▸ The problem
If an entry below contains an image, drop the image and retype the rest exactly.
:: Provided material ::
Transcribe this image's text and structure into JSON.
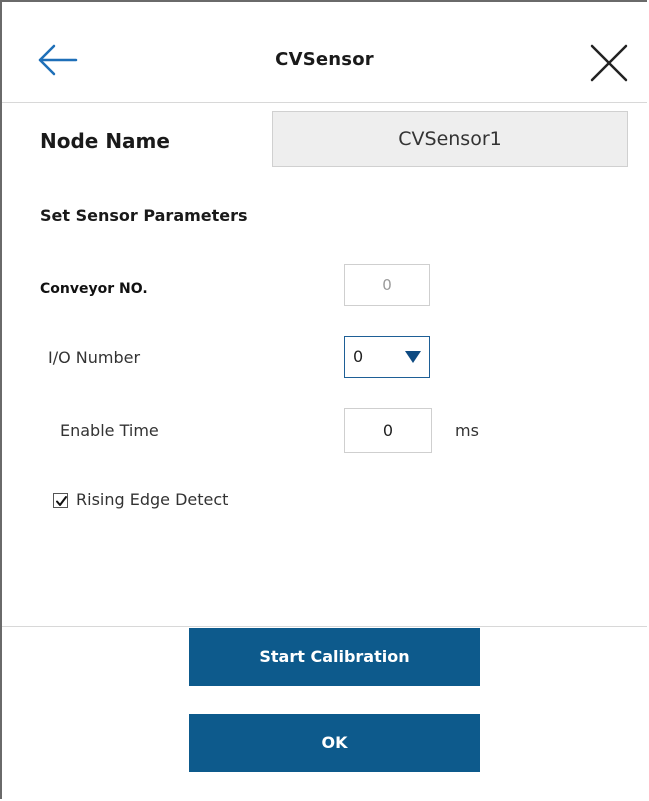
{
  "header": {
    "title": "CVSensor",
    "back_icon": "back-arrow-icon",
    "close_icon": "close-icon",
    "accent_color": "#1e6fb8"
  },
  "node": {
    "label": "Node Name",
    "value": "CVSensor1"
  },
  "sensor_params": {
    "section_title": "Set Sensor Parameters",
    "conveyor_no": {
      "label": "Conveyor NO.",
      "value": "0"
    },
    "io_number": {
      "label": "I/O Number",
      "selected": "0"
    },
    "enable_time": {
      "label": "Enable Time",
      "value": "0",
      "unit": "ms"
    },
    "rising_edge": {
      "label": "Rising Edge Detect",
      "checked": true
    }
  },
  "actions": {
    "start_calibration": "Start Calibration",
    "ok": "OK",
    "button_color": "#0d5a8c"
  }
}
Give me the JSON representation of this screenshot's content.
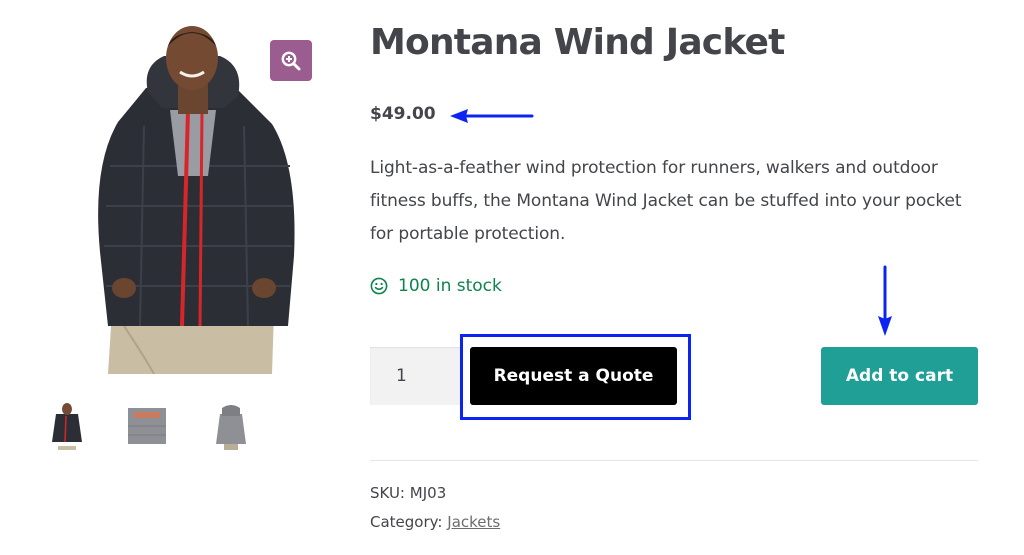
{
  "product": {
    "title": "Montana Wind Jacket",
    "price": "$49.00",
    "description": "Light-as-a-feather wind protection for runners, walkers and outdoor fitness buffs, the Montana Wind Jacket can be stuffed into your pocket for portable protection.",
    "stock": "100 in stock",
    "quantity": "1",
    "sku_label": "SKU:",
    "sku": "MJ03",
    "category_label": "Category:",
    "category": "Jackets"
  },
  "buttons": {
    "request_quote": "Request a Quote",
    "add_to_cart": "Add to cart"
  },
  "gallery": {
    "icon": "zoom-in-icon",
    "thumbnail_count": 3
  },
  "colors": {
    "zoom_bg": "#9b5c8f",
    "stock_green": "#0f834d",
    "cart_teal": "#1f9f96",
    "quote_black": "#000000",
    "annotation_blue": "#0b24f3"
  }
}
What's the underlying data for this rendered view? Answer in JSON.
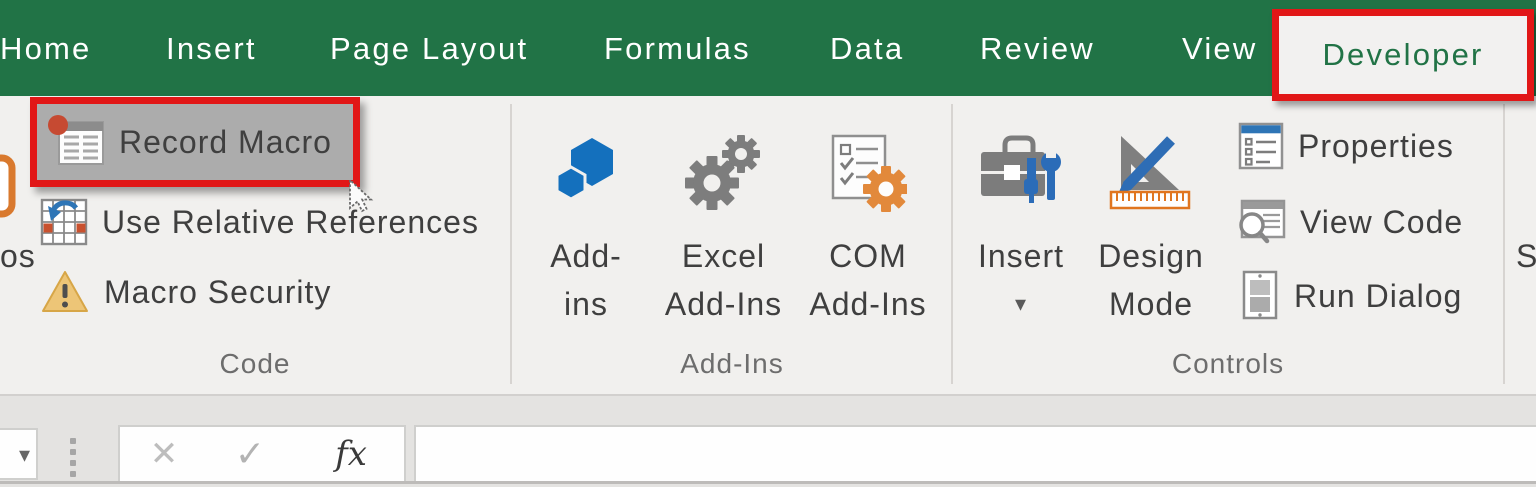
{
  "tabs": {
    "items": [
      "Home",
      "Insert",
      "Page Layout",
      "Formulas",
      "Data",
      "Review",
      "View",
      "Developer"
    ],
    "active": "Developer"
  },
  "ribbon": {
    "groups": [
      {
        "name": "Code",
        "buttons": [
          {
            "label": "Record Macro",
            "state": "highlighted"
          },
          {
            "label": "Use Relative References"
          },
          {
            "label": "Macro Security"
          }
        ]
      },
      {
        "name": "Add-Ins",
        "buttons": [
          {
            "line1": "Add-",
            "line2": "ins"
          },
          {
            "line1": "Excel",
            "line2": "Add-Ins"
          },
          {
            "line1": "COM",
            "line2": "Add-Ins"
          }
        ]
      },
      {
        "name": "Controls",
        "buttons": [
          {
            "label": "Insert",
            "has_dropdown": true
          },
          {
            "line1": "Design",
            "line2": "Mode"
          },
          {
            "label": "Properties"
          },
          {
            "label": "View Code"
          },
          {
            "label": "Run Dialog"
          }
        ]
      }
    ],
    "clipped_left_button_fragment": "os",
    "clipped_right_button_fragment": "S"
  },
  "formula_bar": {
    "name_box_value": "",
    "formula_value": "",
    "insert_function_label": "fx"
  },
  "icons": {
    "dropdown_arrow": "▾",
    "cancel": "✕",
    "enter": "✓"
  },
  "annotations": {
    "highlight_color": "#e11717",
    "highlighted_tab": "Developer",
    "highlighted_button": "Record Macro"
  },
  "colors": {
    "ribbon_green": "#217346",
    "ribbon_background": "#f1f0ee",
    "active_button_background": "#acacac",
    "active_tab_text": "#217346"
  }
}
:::
▸ Response area
Transcribe this image's text and structure into JSON.
{
  "header": {
    "title": "CVSensor",
    "back_icon": "back-arrow-icon",
    "close_icon": "close-icon",
    "accent_color": "#1e6fb8"
  },
  "node": {
    "label": "Node Name",
    "value": "CVSensor1"
  },
  "sensor_params": {
    "section_title": "Set Sensor Parameters",
    "conveyor_no": {
      "label": "Conveyor NO.",
      "value": "0"
    },
    "io_number": {
      "label": "I/O Number",
      "selected": "0"
    },
    "enable_time": {
      "label": "Enable Time",
      "value": "0",
      "unit": "ms"
    },
    "rising_edge": {
      "label": "Rising Edge Detect",
      "checked": true
    }
  },
  "actions": {
    "start_calibration": "Start Calibration",
    "ok": "OK",
    "button_color": "#0d5a8c"
  }
}
Give me the JSON representation of this screenshot's content.
{
  "product": {
    "title": "Montana Wind Jacket",
    "price": "$49.00",
    "description": "Light-as-a-feather wind protection for runners, walkers and outdoor fitness buffs, the Montana Wind Jacket can be stuffed into your pocket for portable protection.",
    "stock": "100 in stock",
    "quantity": "1",
    "sku_label": "SKU:",
    "sku": "MJ03",
    "category_label": "Category:",
    "category": "Jackets"
  },
  "buttons": {
    "request_quote": "Request a Quote",
    "add_to_cart": "Add to cart"
  },
  "gallery": {
    "icon": "zoom-in-icon",
    "thumbnail_count": 3
  },
  "colors": {
    "zoom_bg": "#9b5c8f",
    "stock_green": "#0f834d",
    "cart_teal": "#1f9f96",
    "quote_black": "#000000",
    "annotation_blue": "#0b24f3"
  }
}
What's the underlying data for this rendered view? Answer in JSON.
{
  "tabs": {
    "items": [
      "Home",
      "Insert",
      "Page Layout",
      "Formulas",
      "Data",
      "Review",
      "View",
      "Developer"
    ],
    "active": "Developer"
  },
  "ribbon": {
    "groups": [
      {
        "name": "Code",
        "buttons": [
          {
            "label": "Record Macro",
            "state": "highlighted"
          },
          {
            "label": "Use Relative References"
          },
          {
            "label": "Macro Security"
          }
        ]
      },
      {
        "name": "Add-Ins",
        "buttons": [
          {
            "line1": "Add-",
            "line2": "ins"
          },
          {
            "line1": "Excel",
            "line2": "Add-Ins"
          },
          {
            "line1": "COM",
            "line2": "Add-Ins"
          }
        ]
      },
      {
        "name": "Controls",
        "buttons": [
          {
            "label": "Insert",
            "has_dropdown": true
          },
          {
            "line1": "Design",
            "line2": "Mode"
          },
          {
            "label": "Properties"
          },
          {
            "label": "View Code"
          },
          {
            "label": "Run Dialog"
          }
        ]
      }
    ],
    "clipped_left_button_fragment": "os",
    "clipped_right_button_fragment": "S"
  },
  "formula_bar": {
    "name_box_value": "",
    "formula_value": "",
    "insert_function_label": "fx"
  },
  "icons": {
    "dropdown_arrow": "▾",
    "cancel": "✕",
    "enter": "✓"
  },
  "annotations": {
    "highlight_color": "#e11717",
    "highlighted_tab": "Developer",
    "highlighted_button": "Record Macro"
  },
  "colors": {
    "ribbon_green": "#217346",
    "ribbon_background": "#f1f0ee",
    "active_button_background": "#acacac",
    "active_tab_text": "#217346"
  }
}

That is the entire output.